Wizards Increase Ticket Prices
Thursday, February 23, 2006
The Washington Wizards are increasing the price of nearly 1,000 choice seats in MCI Center by 59 percent for next season, a jump that has drawn criticism from some longtime fans who feel they are being priced out of their seats.
Lower-bowl seats in Rows A through G in the center three sections closest to half court -- about 1,000 "premier seats" -- will change from between $110 and $114 per seat this year to $175 per seat next year, according to season ticket holders who received their invoices over the last several days.
Matt Williams, a spokesman for Washington Sports & Entertainment, the Abe Pollin-led holding company that owns the majority of MCI Center and the Wizards, confirmed the new ticket prices but added that all of the tickets being increased represent only 15 percent of the arena's 20,173-seat capacity.

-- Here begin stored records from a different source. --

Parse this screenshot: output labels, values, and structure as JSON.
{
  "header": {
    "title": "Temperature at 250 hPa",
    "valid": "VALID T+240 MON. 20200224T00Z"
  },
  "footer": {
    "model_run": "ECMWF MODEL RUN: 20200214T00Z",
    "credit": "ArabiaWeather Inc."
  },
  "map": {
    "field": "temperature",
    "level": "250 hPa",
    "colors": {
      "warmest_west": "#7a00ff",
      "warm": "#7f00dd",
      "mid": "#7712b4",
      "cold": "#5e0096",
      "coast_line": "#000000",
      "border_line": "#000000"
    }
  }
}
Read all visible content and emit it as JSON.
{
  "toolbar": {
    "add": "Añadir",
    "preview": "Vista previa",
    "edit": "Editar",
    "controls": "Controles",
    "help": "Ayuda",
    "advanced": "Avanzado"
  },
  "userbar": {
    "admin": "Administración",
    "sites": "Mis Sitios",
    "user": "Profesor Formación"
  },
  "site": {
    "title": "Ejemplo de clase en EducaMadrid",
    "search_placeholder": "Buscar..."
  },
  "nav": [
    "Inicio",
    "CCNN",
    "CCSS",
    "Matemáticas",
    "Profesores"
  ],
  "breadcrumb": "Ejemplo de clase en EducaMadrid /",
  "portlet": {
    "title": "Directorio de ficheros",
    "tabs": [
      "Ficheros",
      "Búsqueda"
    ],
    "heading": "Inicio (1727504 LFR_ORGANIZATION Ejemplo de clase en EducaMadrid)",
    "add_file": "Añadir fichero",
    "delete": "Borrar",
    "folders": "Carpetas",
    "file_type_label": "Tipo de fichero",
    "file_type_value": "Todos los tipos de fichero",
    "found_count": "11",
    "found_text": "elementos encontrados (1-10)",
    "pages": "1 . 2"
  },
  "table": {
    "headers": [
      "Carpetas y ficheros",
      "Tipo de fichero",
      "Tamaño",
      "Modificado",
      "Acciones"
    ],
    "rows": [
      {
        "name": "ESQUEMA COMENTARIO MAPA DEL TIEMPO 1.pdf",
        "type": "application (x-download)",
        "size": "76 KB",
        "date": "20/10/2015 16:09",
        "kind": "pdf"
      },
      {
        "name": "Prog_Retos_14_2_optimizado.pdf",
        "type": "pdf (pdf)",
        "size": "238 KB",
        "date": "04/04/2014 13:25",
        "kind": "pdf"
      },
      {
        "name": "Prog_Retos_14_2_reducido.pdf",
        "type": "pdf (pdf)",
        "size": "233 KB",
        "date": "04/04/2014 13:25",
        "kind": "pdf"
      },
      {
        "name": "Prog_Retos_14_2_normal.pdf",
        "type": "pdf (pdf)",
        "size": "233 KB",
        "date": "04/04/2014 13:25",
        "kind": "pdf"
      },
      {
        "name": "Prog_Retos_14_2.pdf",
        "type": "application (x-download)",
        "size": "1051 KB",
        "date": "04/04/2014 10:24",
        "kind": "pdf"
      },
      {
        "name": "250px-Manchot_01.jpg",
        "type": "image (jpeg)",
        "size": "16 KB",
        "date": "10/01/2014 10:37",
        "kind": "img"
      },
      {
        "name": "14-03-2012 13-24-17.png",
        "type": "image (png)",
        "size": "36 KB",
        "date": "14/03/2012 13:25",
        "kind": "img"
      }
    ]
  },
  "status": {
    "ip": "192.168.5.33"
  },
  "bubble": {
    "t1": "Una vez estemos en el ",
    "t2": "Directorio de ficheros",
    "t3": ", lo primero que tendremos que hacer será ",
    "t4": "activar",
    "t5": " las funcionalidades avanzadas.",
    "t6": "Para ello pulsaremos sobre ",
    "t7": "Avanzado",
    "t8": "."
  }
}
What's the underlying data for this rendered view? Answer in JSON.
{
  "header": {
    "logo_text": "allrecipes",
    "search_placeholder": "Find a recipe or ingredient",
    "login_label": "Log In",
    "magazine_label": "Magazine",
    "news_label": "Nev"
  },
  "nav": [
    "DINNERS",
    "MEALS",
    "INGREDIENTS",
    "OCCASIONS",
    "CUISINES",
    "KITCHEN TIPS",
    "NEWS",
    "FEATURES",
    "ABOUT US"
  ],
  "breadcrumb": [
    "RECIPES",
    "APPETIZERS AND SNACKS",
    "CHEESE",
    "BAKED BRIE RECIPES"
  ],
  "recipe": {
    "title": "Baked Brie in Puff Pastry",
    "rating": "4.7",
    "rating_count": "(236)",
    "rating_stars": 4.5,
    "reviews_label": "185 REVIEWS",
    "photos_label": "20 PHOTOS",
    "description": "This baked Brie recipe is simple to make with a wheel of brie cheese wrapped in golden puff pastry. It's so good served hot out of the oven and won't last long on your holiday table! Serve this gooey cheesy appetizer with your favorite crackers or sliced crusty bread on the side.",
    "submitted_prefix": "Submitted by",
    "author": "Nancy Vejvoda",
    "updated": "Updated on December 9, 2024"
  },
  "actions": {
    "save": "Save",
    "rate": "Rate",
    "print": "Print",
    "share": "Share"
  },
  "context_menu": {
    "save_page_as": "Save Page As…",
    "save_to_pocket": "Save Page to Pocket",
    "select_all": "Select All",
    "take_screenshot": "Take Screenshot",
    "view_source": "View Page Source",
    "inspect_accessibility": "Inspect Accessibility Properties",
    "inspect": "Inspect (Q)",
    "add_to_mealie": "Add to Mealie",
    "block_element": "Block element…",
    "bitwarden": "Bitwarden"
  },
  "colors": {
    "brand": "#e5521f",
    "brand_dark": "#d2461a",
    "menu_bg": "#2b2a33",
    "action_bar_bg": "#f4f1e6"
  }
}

Rows H and up for the center three sections, about 1,200 seats, will increase from $110 this season to $120 next season, Williams confirmed. Prices for about 4,300 lower-bowl seats in the corners and behind the baskets will be reduced between $4 and $6 apiece, and prices for the rest in the arena will not change.
The VIP seats on the arena floor will increase as well, from $750 to $800 for the first three rows and from $400 to $420 for the others.
"We have evaluated our ticket prices and the ticket prices throughout the NBA and determined that the ticket prices in the center three sections, as well as our VIP ticket prices, need to increase to allow us to remain competitive in the league," Williams said. "At the same time, we have made a conscious effort to keep the majority of our lower level tickets at an affordable rate, including seats at $48 per game."
Williams said that with some exceptions, the new season ticket prices represent the first increase in three years. The Wizards said their average season ticket price is the 28th lowest among the NBA's 30 teams. Williams said 23 other NBA teams charge more for the premier seats than the Wizards currently charge.
Team Marketing Report, a firm that tracks the cost of attending professional league games, ranked the Wizards' average ticket price, which includes people who buy individual tickets on game nights, for the 2004-05 season at 10th highest in the league based on the team's figures from the 2003-04 season.
Michael Levy, who has been a Wizards season ticket holder for 18 years, said yesterday that he will not renew his tickets for next year.
"The Wizards basically took the MCI Center and targeted the 1,000 seats populated with the most loyal, long-term individual fans and targeted them for an outrageous price hike," said Levy, a D.C. attorney. "To treat long-term, loyal fans that way is unconscionable. These are people who stuck with the team through 18 seasons where they made the playoffs twice."
Michael Sanders, an attorney who lives in Potomac, has been a Wizards season ticket holder since the team moved from Baltimore more than 30 years ago.
"I am outraged," said Sanders. "We have been through the hard times and this is what they reward us with? Raising our prices. It's outrageous. I don't know what I'm going to do. I'm very frustrated. It reflects upon the respect the management of the team has toward the devoted fan when they do something like this."
Pollin built the $220 million MCI Center with his own money, and the Wizards and Capitals moved into the building in December 1997.
The Wizards last raised season ticket prices for the premier seats in 2002, when the season tickets increased from $100 a seat to $110 per game.